▶ [What the exercise asks]
Go through the entries below. Copy each line in which "pomůcky" appears.

·····

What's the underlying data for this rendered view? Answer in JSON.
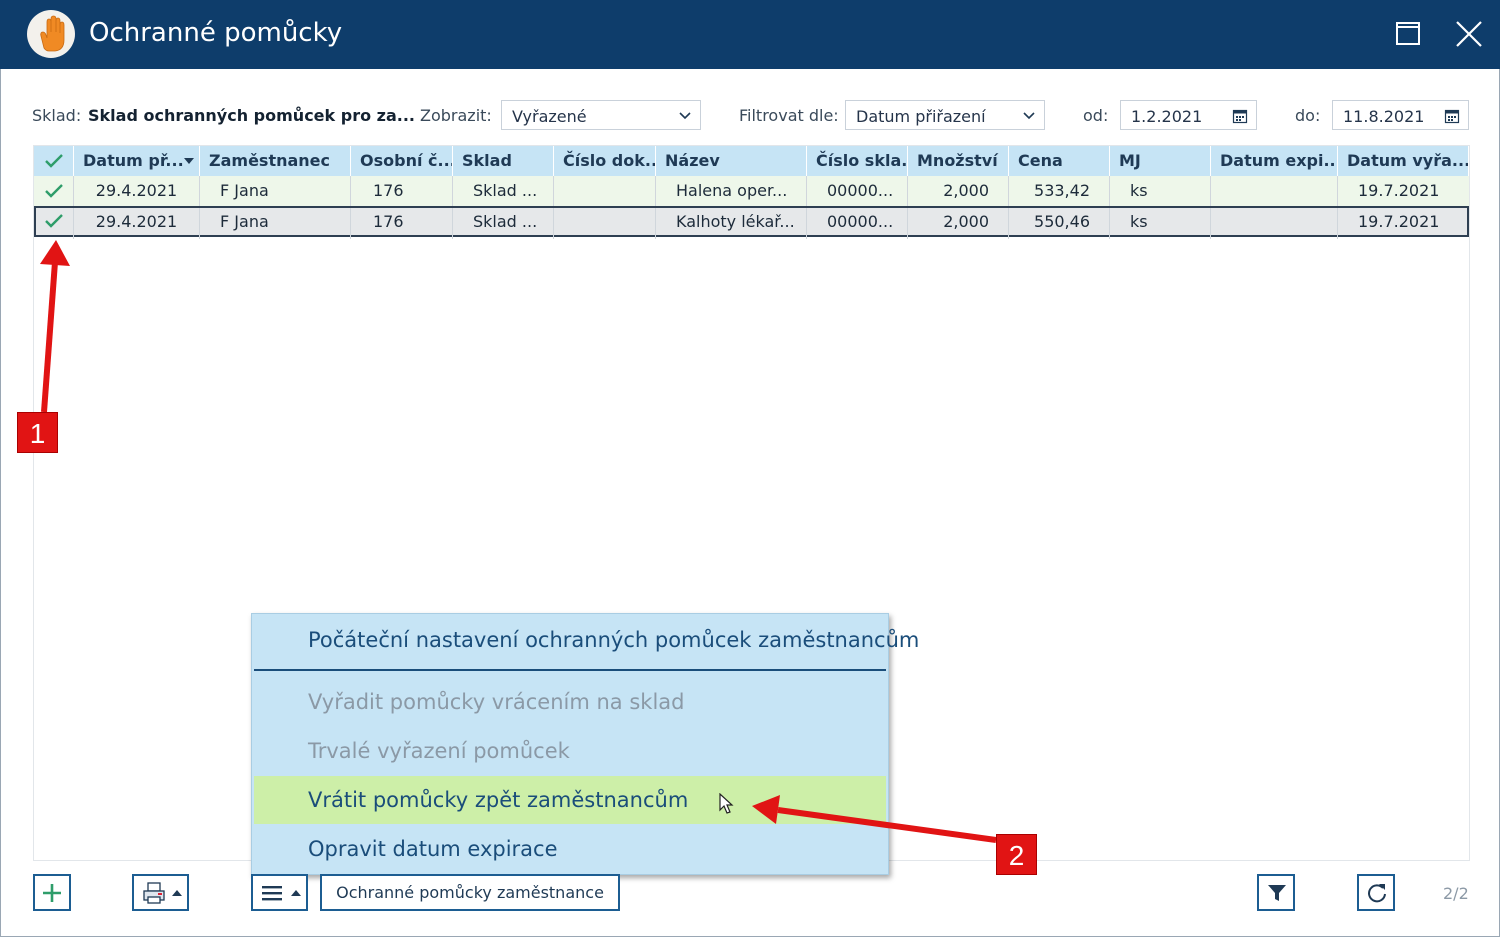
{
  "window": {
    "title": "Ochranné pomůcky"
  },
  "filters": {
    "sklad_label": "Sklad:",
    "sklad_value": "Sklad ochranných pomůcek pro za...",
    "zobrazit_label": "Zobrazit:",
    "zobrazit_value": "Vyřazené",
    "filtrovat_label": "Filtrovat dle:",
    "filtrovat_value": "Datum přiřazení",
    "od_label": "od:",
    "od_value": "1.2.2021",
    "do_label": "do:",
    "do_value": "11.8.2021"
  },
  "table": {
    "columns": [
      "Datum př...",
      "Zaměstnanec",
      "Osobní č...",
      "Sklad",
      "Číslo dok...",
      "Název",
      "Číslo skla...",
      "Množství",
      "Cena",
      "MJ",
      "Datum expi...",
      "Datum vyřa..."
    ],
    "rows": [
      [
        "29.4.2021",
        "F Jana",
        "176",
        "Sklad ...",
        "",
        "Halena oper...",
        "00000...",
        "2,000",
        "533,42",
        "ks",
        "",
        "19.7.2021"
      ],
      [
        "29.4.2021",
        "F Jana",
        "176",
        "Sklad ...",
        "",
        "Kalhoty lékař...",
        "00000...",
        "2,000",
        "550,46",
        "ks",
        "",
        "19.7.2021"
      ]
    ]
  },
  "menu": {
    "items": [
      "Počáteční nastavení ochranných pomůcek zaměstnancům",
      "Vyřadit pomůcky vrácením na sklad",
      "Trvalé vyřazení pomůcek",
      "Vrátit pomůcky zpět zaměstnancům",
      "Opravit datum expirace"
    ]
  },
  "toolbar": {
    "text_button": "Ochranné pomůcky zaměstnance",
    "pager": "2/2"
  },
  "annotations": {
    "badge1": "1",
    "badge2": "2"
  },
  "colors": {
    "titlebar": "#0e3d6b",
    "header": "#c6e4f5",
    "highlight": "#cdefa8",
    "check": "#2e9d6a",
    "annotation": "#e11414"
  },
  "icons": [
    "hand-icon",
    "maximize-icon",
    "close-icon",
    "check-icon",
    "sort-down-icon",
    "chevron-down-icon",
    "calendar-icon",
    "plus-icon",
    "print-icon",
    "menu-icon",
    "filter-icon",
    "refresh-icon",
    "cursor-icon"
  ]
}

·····

▶ [Exercise response]
    "title": "Ochranné pomůcky"
      "Vyřadit pomůcky vrácením na sklad",
      "Vrátit pomůcky zpět zaměstnancům",
    "text_button": "Ochranné pomůcky zaměstnance",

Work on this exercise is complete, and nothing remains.